Reminiscent of Jeff Tweedy’s lyrical style, Leonard Cohen’s vocal technique, and Josh Ritter’s honest relaying of stories, Thomas Comerford’s third solo LP, Blood Moon, vibrates with acoustic guitar, savvy lyrics, and sweet melodies. Yet Blood Moon is uniquely Comerford’s work, exhibiting his evolution as an artist. On it, he demonstrates a diverse vocal register and lyrical content that is more sculpted than his previous albums.
As I met with Comerford to discuss his album, he commented that the University of Chicago student body reminds him of his years as a student at Hamilton College. Now, Comerford is a part-time film, video, and audio production teacher, dividing his time between the School of the Art Institute of Chicago and the University of Chicago.
He founded the indie band Kaspar Hauser after moving to Chicago in 1999. While writing for the band, Comerford was simultaneously compiling his own material. Although he enjoyed the ability to “rock out” that a band offered, he had other work of his own that contradicted that approach. To deal with this backlog of material, he started putting out solo records.
During this time, he started paying more attention to how Leonard Cohen made the vocals the center of a song. “I figured out how to do more vocally. The lyrics are certainly important, but equally important to me is the phrasing, so how the words work musically but also how they drag out and come out in the verses.”
With the band, Comerford recalls singing at the top of his lungs, but in his solo work, he does the opposite—he infuses a dimension of space into the music. His songs, he realized, could contain all the motion and play he found in rock music while delivering more expanded, drawn-out ideas and styling. Some songs on the upcoming record, for instance, use breathier vocal styles. Track five, “Sault Ste Marie,” is sung in falsetto.
The cohesion of Blood Moon is grounded in tone and mood. “The songs don’t explicitly relate to each other in terms of what they’re about.” Rather, Comerford sculpts the characters and imagery in his songs to have multiple associations, creating complex layers of storytelling. For example, on the concluding track, “Tonight,” the lyrics are ambiguous as to the story they tell, yet somehow the song’s mood feels all too familiar. The song deals with the weight of carrying out a task in the face of regret.
While Comerford’s writing process is always different, most often he comes up with the melody first. With his solo albums, he has developed a consistent method, editing words more precisely and sculpting the lyrics. To Comerford, writing is spontaneous. Later, he will cherry-pick lyrics to fit the melody. “Each song is a person,” he said. He uses anchors to begin the writing process but then expands the form. He focuses less on the particulars of his experience, and tries instead to think “more about inner monologues or imagistic descriptions of states of mind.”
Music has always been a part of Comerford’s life.

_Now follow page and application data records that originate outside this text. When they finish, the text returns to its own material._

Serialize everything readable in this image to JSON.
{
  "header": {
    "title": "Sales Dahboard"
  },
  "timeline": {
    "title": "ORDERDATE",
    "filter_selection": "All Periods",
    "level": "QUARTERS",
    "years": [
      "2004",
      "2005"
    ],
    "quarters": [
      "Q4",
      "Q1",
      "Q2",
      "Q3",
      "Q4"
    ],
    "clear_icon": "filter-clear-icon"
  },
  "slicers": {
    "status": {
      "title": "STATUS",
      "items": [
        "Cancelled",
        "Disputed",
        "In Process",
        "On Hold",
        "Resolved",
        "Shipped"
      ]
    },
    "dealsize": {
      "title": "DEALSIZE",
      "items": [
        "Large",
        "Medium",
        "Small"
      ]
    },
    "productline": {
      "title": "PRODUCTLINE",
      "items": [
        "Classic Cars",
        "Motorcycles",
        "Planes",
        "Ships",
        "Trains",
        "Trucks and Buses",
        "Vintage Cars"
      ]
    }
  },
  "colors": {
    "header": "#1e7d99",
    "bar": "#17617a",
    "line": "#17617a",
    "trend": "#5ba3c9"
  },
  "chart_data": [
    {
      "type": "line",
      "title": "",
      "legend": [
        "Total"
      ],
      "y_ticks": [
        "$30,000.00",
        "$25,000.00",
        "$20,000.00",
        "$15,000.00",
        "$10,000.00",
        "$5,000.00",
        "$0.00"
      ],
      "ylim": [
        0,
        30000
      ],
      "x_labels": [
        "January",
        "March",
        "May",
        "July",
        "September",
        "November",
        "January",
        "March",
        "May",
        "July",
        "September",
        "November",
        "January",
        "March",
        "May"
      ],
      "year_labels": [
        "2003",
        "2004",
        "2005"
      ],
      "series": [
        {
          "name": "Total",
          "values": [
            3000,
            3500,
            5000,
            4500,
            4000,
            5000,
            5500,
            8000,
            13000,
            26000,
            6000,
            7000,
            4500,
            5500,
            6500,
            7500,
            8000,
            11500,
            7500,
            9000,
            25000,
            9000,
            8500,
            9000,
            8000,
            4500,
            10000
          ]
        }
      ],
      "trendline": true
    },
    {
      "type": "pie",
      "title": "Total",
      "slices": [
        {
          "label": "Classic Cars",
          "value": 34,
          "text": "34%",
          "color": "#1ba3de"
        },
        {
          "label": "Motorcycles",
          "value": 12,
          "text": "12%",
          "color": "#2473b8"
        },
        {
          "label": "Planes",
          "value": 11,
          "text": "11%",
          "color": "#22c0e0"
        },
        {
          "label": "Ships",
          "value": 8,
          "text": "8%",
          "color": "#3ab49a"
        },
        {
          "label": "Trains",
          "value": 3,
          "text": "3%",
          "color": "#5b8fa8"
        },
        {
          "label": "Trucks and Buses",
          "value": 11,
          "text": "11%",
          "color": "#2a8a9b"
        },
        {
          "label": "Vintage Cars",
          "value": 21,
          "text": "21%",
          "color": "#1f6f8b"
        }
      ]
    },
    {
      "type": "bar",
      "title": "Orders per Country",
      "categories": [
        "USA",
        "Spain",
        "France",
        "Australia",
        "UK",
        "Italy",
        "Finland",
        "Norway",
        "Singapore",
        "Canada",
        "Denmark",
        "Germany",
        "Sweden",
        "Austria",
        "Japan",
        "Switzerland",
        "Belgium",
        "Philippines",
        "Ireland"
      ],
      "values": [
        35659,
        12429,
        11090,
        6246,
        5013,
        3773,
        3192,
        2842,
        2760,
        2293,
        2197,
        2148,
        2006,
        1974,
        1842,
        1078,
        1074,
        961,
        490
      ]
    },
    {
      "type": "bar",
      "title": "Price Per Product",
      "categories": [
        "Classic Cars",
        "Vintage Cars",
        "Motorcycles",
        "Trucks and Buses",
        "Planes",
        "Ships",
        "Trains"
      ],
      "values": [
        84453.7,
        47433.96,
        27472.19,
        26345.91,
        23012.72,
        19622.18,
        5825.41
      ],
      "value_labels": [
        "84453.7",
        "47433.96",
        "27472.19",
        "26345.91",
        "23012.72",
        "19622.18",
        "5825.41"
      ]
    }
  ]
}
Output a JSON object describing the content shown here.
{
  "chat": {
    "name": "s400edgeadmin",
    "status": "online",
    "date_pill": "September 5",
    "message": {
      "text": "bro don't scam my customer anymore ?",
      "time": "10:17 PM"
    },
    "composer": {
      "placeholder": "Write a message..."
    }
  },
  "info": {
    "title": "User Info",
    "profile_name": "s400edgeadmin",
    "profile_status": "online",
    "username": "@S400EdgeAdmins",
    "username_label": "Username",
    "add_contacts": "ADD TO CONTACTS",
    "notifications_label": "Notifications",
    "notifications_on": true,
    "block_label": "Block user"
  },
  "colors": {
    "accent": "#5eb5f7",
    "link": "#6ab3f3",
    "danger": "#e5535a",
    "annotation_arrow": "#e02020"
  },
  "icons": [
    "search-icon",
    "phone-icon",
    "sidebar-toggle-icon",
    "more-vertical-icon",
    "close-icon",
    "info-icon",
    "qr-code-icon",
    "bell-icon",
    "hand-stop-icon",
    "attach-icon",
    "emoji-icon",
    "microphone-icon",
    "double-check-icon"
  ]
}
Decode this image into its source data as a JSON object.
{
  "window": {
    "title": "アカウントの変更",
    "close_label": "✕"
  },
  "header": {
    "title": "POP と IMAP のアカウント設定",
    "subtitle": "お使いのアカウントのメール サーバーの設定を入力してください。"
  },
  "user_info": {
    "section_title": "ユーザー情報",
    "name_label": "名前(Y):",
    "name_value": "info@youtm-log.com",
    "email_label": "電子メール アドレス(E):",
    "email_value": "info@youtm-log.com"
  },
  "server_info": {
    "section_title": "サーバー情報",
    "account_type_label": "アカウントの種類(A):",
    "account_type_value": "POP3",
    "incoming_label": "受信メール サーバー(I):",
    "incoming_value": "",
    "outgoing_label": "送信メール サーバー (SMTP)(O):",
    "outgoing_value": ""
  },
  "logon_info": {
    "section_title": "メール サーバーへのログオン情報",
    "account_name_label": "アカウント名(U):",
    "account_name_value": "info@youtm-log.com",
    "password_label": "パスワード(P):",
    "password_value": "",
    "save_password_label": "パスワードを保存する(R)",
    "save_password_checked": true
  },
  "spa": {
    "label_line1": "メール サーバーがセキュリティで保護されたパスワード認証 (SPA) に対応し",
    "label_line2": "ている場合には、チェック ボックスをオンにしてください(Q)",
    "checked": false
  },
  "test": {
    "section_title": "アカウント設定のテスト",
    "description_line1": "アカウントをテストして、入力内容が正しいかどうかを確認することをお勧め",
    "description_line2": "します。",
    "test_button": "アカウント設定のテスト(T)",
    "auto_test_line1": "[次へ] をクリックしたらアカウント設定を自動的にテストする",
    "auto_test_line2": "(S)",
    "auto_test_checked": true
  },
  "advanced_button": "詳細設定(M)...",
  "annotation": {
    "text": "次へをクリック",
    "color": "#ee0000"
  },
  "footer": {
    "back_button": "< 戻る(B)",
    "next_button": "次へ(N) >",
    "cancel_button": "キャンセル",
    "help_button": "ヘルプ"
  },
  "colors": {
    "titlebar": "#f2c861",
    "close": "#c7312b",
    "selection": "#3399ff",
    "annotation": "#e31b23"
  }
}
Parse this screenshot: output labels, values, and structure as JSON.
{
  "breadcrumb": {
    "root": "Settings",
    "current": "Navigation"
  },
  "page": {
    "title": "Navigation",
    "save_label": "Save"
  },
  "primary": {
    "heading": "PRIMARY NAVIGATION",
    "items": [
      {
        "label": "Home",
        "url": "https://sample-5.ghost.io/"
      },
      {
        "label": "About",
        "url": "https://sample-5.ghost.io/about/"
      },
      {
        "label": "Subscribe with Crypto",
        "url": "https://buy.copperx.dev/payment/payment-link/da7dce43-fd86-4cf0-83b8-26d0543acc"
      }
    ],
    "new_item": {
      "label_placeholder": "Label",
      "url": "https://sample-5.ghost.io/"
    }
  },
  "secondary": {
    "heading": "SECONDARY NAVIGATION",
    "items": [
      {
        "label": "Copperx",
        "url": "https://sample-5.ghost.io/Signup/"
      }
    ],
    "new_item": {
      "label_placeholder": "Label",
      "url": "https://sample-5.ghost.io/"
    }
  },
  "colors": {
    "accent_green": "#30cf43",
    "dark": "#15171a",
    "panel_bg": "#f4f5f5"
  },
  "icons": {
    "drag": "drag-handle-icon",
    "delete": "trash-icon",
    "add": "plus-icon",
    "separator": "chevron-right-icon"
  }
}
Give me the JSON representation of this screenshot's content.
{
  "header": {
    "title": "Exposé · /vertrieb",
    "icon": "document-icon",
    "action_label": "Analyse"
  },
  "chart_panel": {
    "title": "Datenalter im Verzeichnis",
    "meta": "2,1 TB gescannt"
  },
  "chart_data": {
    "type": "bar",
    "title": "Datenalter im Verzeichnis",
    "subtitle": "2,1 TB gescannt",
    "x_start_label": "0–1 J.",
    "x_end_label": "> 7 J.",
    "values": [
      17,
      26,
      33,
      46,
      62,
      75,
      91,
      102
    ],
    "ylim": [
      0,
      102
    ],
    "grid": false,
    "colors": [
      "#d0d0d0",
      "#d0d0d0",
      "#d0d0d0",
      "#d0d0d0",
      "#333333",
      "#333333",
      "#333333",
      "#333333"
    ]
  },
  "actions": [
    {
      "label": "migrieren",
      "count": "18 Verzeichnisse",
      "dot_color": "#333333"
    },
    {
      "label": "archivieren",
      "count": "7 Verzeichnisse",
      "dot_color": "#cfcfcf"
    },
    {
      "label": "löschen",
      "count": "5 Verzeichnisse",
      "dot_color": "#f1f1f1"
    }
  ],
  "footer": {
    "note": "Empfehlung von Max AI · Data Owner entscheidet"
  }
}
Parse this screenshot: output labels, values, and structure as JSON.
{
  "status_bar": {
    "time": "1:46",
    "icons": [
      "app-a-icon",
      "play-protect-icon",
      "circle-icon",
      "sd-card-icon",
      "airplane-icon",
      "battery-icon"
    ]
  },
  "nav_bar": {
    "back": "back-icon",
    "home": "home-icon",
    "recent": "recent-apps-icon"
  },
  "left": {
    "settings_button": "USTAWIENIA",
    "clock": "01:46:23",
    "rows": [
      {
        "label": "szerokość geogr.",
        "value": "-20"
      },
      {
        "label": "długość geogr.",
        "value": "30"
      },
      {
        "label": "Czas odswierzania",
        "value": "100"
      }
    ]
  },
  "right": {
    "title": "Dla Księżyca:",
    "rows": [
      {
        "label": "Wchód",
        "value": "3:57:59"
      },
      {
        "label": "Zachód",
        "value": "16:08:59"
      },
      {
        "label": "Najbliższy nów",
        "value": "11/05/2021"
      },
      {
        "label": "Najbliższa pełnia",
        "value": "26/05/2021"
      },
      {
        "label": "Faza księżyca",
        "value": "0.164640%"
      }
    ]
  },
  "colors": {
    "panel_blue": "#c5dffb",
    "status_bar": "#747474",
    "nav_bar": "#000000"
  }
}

Growing up, his mom played the banjo and had him play piano. Later, at age 10, he picked up guitar. He never could invest his time learning scales and exercises, but the guitar served as the perfect medium for working out ideas. In college, he started writing songs.
He never studied music theory or learned how to play guitar from an academic perspective. Instead, he relies on his ear and gut when writing. The choice to use falsetto on the new album felt natural.
He is always open to criticism and considers suggestions from people with sophisticated musical knowledge. But when people inquire about the use of particular chords or musical details, Comerford replies, “it just sounded good.”
Much of Blood Moon is grounded in early American folk, blues, and gospel music. “I tend to favor stuff that is tried and true,” he said. Blood Moon contains tracks with three-part backing vocals that are separate from the lead, and the use of call-and-response is prevalent.
From the beginning, Comerford was interested in the communal aspect of music. He noted how it flourishes in the context of social gatherings, church, and community. “The professionalization of music is a bummer on some level,” he said. Post-punk bands like R.E.M., Dinosaur Jr., and The Replacements fought to return music to an amateur setting. “Punk is about amateurs doing their own thing. [Musicians during that time were saying] we don’t need the product being marketed to us.”
That same collaborative sentiment is what persists in Comerford’s musical process. “Sometimes I do make a bad choice in the arrangement, and turn to other people for advice,” he said. He also tends to work with people based on their personality, because collaboration on projects always preoccupies him. With a more expansive set of players, he can discuss ideas and seek out new sounds.
Blood Moon contains a varied range of emotion, relayed through open-ended lyrics, multiple vocal tracks, and extensive use of voice. The “ooooo" line scattered throughout track one, “Lord of the Flies,” sounds like waking up on a Saturday morning, while lyrical lines like “Little hands hold it together / little feathers dry your eye” in “Lull” are more poetic. Blood Moon is more crafted than any of his previous albums and represents what Comerford has valued throughout his musical career: collaboration.